-- Collection entries --

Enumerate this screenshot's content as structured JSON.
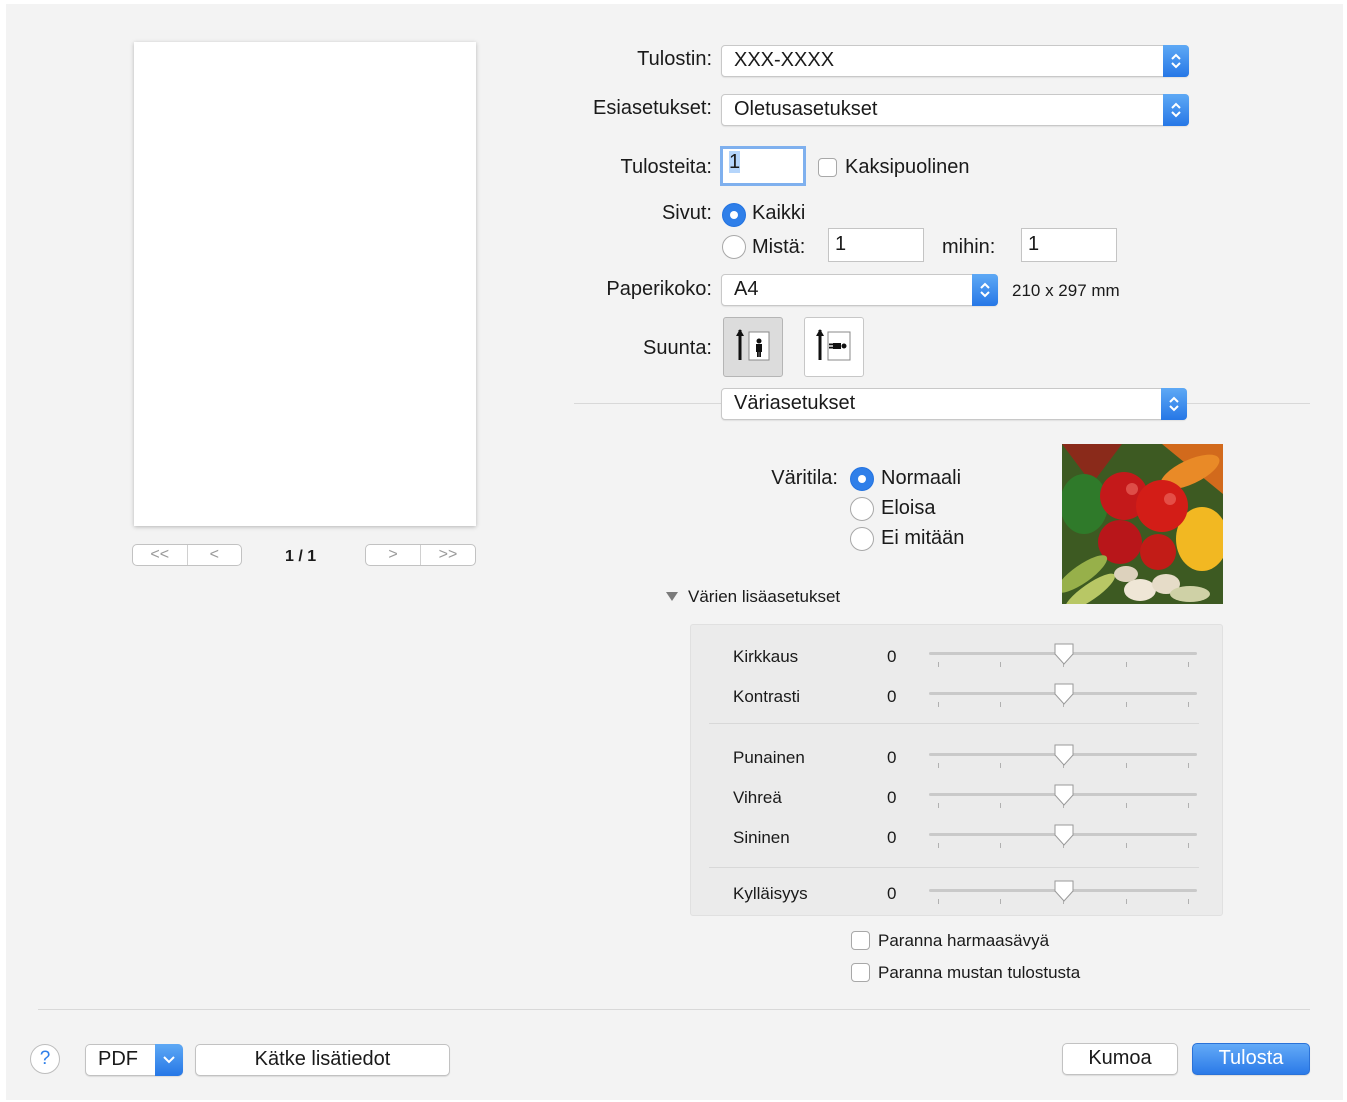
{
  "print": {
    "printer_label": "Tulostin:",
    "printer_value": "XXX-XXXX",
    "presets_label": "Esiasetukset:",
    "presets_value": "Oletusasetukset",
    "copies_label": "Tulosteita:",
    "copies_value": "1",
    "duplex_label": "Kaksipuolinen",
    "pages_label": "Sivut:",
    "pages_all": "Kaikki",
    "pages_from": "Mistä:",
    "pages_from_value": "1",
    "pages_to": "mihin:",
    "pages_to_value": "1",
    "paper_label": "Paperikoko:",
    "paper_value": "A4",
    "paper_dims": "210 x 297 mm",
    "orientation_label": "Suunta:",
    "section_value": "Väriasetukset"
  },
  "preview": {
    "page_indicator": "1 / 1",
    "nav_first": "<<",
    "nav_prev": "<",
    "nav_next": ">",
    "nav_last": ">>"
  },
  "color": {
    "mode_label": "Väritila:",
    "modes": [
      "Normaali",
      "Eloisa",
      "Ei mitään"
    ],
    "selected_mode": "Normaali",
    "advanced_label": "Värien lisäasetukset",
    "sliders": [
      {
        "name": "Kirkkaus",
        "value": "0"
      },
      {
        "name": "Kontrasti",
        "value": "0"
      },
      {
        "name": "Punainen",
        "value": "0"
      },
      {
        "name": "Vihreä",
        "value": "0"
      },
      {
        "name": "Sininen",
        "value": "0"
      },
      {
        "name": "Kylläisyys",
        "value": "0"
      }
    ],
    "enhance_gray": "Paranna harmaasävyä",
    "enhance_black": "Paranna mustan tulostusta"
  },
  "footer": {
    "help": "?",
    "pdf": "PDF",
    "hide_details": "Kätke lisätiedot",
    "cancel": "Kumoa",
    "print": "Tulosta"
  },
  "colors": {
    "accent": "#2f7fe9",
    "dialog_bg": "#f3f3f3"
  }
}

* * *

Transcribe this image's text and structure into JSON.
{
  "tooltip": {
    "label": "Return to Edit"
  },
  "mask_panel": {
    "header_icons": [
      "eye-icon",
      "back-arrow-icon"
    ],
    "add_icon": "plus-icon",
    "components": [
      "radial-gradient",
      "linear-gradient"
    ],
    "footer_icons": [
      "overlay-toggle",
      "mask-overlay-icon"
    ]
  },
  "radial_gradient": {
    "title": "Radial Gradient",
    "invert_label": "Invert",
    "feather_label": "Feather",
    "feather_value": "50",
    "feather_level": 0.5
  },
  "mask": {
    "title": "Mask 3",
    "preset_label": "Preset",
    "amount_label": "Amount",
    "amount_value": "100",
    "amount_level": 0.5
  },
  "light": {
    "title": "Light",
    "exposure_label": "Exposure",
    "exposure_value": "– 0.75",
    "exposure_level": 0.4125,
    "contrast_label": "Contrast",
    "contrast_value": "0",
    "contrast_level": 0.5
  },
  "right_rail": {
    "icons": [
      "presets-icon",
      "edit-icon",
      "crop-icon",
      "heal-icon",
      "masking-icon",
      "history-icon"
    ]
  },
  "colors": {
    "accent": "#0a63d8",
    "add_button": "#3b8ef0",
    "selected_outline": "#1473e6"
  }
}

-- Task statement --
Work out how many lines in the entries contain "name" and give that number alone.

-- Task result --
6